Although both schools planned to reopen for in-person learning Oct. 26, IHS has since had to extend its virtual learning. This extension comes after the schools released an updated estimation on the number of students and faculty who came into contact with the infected parties and are now quarantining. It is unclear how many students and faculty members came into contact with the infected students.

Luvelle Brown, superintendent of the Ithaca City School District, he wrote in a letter that IHS will remain closed to in-person learning until Nov. 9. No students will be allowed to return to the building before then. It is unclear if Cayuga Height Elementary School will remain closed past Oct. 26.

According to Ithaca City Public Schools COVID-19 protocol, students and faculty must quarantine for 14 days after any exposure to someone who tested positive. Those who have symptoms but are not tested must undergo a 10-day quarantine with at least 72 asymptomatic hours before returning to school. Students who exhibit symptoms but test negative can return to school if they can provide proof of a negative test.

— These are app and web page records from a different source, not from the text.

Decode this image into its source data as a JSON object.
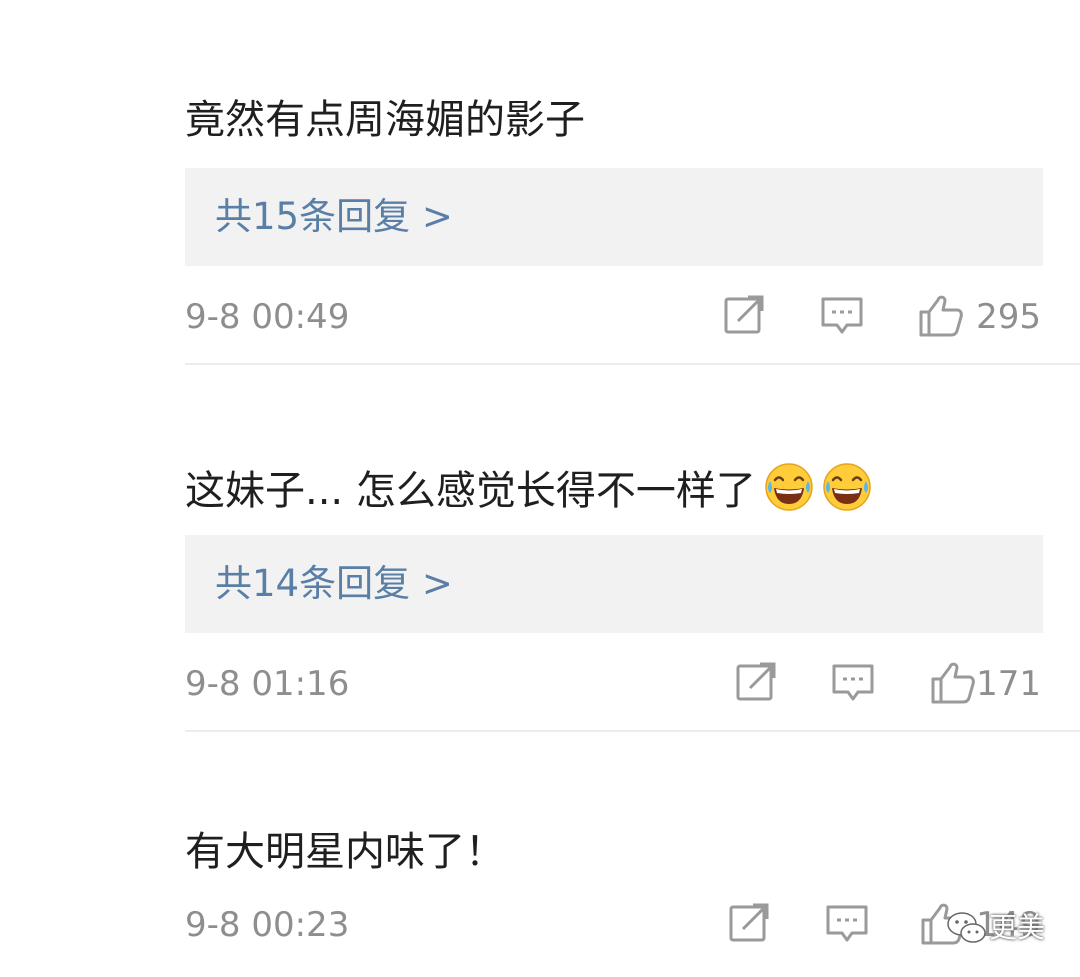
{
  "colors": {
    "reply_link": "#5a7fa6",
    "meta_text": "#8e8e8e",
    "reply_bg": "#f2f2f2",
    "icon_stroke": "#9a9a9a"
  },
  "comments": [
    {
      "text": "竟然有点周海媚的影子",
      "reply_label": "共15条回复 >",
      "time": "9-8 00:49",
      "likes": "295",
      "emojis": []
    },
    {
      "text": "这妹子... 怎么感觉长得不一样了",
      "reply_label": "共14条回复 >",
      "time": "9-8 01:16",
      "likes": "171",
      "emojis": [
        "laughing-tears",
        "laughing-tears"
      ]
    },
    {
      "text": "有大明星内味了！",
      "time": "9-8 00:23",
      "likes": "149"
    }
  ],
  "icons": {
    "share": "share-icon",
    "comment": "comment-icon",
    "like": "thumbs-up-icon",
    "emoji": "laughing-tears-emoji-icon",
    "watermark": "wechat-logo-icon"
  },
  "watermark": {
    "text": "更美"
  }
}
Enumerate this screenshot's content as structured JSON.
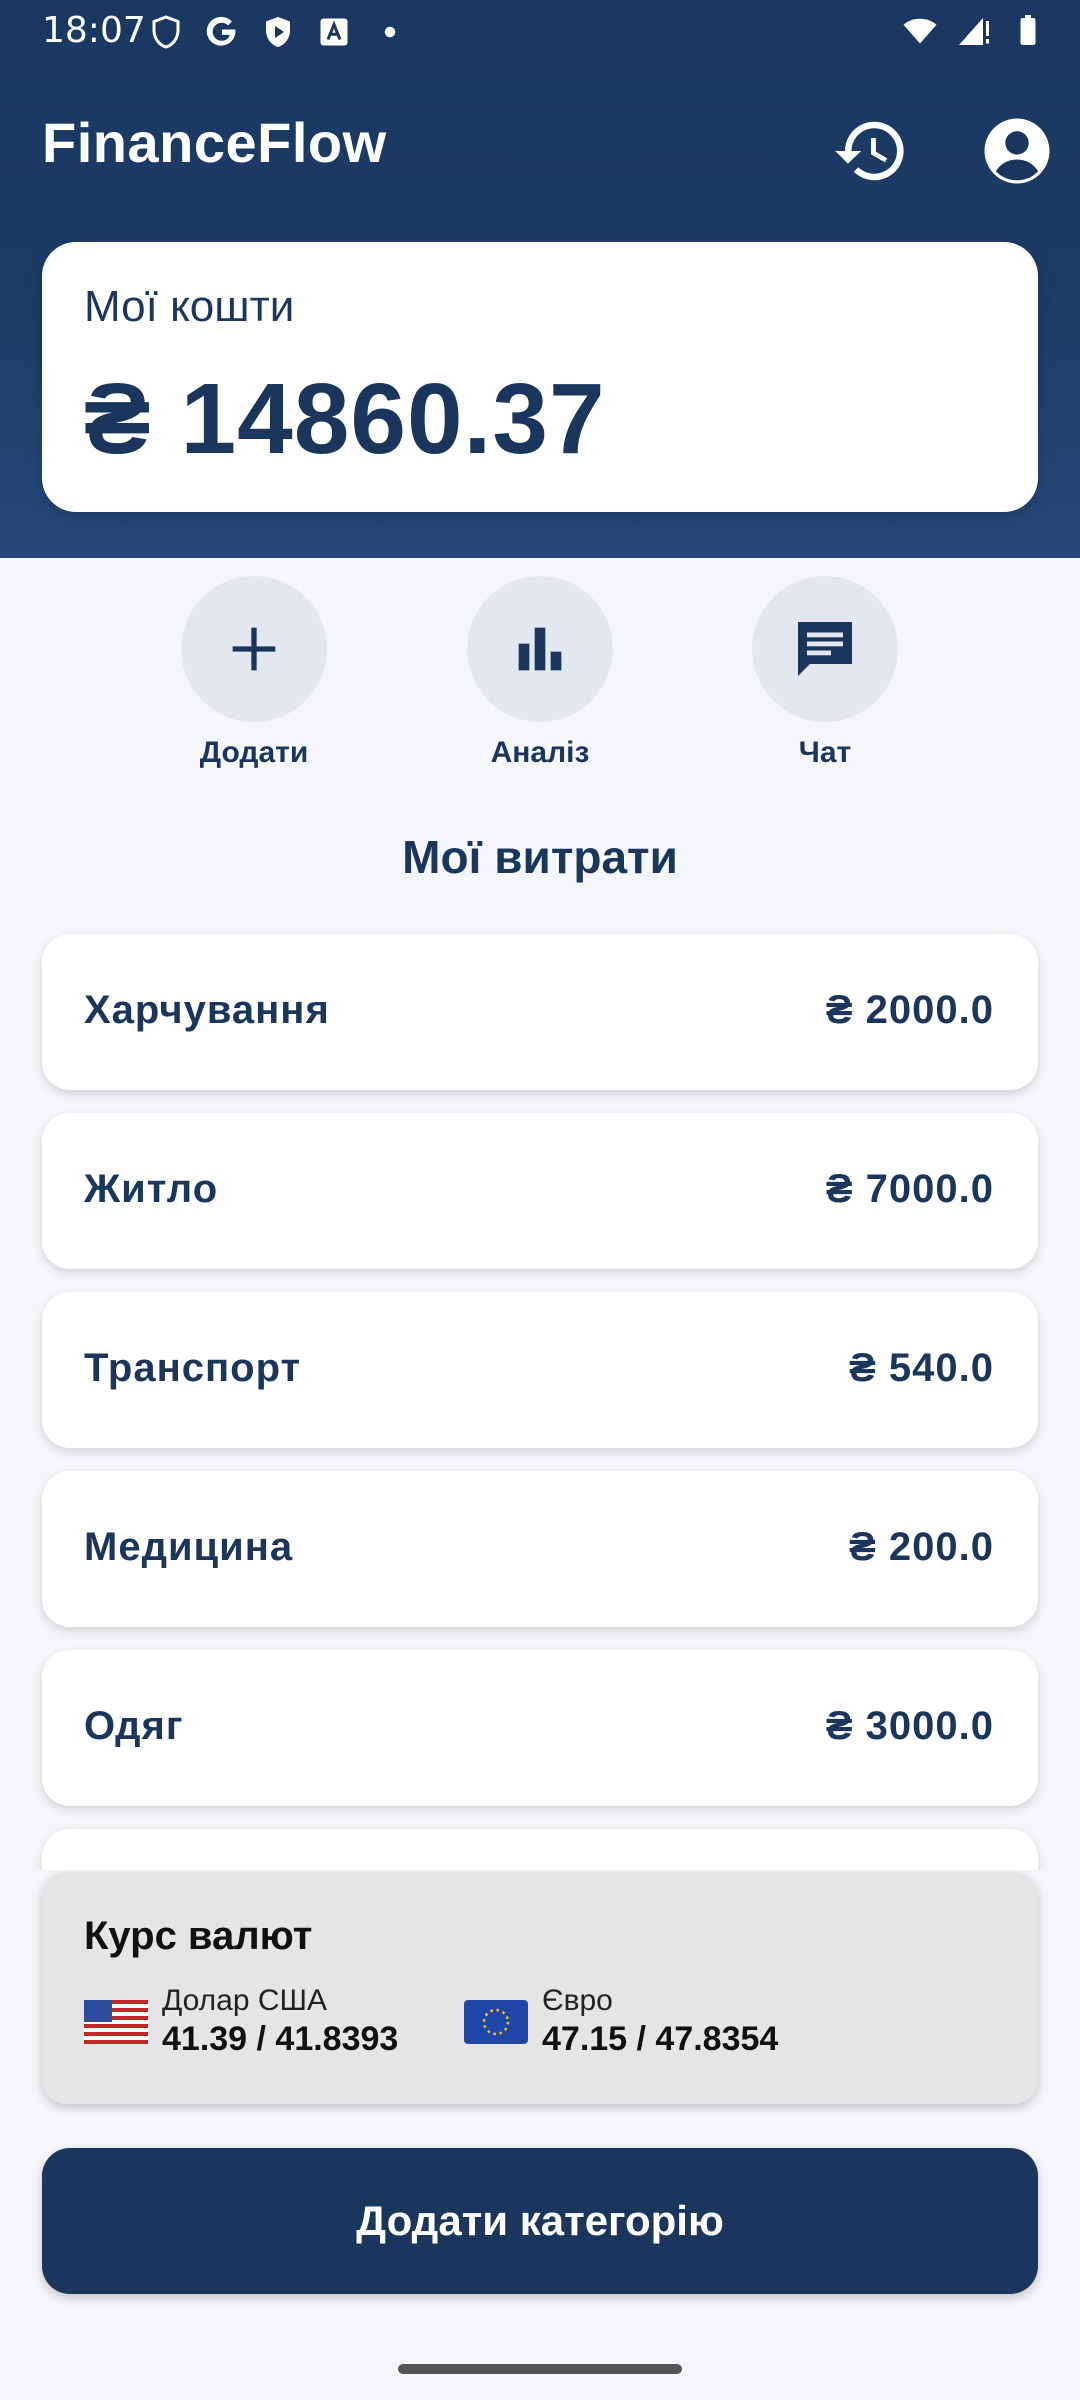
{
  "status_bar": {
    "time": "18:07"
  },
  "app_bar": {
    "title": "FinanceFlow",
    "history_icon": "history-icon",
    "account_icon": "account-circle-icon"
  },
  "balance": {
    "label": "Мої кошти",
    "amount": "₴ 14860.37"
  },
  "actions": [
    {
      "label": "Додати",
      "icon": "plus-icon"
    },
    {
      "label": "Аналіз",
      "icon": "bar-chart-icon"
    },
    {
      "label": "Чат",
      "icon": "chat-icon"
    }
  ],
  "expenses": {
    "title": "Мої витрати",
    "items": [
      {
        "name": "Харчування",
        "amount": "₴ 2000.0"
      },
      {
        "name": "Житло",
        "amount": "₴ 7000.0"
      },
      {
        "name": "Транспорт",
        "amount": "₴ 540.0"
      },
      {
        "name": "Медицина",
        "amount": "₴ 200.0"
      },
      {
        "name": "Одяг",
        "amount": "₴ 3000.0"
      }
    ]
  },
  "currency": {
    "title": "Курс валют",
    "rates": [
      {
        "name": "Долар США",
        "value": "41.39 / 41.8393",
        "flag": "us-flag-icon"
      },
      {
        "name": "Євро",
        "value": "47.15 / 47.8354",
        "flag": "eu-flag-icon"
      }
    ]
  },
  "add_category_label": "Додати категорію",
  "colors": {
    "primary": "#1b365d",
    "background": "#f4f6f9",
    "action_circle": "#e3e8ef",
    "currency_card": "#e5e5e5"
  }
}
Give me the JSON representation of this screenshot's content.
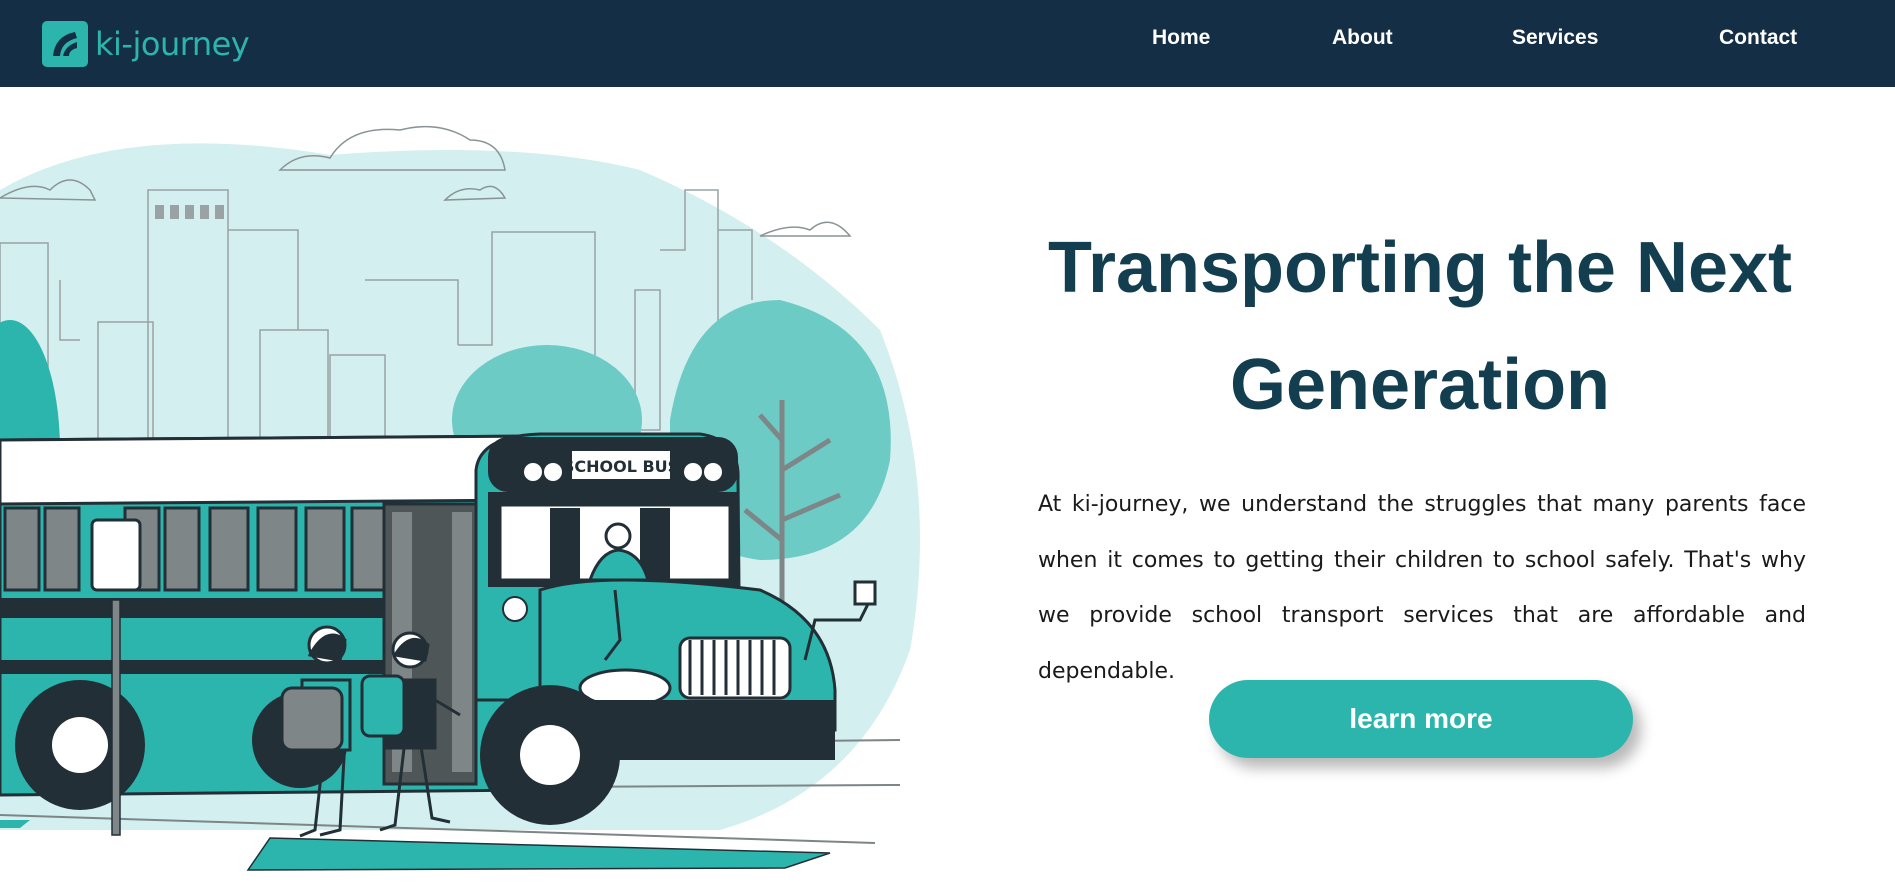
{
  "brand": {
    "name": "ki-journey",
    "logo_icon": "ki-journey-logo-icon",
    "color": "#2bb5ac"
  },
  "nav": {
    "background": "#142f45",
    "links": [
      {
        "label": "Home"
      },
      {
        "label": "About"
      },
      {
        "label": "Services"
      },
      {
        "label": "Contact"
      }
    ]
  },
  "hero": {
    "title_line1": "Transporting the Next",
    "title_line2": "Generation",
    "description": "At ki-journey, we understand the struggles that many parents face when it comes to getting their children to school safely. That's why we provide school transport services that are affordable and dependable.",
    "cta_label": "learn more",
    "illustration": {
      "icon": "school-bus-illustration",
      "bus_sign": "SCHOOL BUS"
    }
  },
  "colors": {
    "title": "#133e50",
    "accent": "#2bb5ac",
    "light_accent": "#d3efef",
    "dark": "#222f36"
  }
}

Free breakfast and lunch options provided by the school district will still be available to students from the closed schools for pickup for the duration of the remote learning period.

In his statement to the IHS community, Brown stressed that it was important for Ithaca residents to remain vigilant, asking them to continue social distancing and wearing masks.

“Our collective attention to these habits will help keep our community healthy and help us return to in-person learning,” Brown said.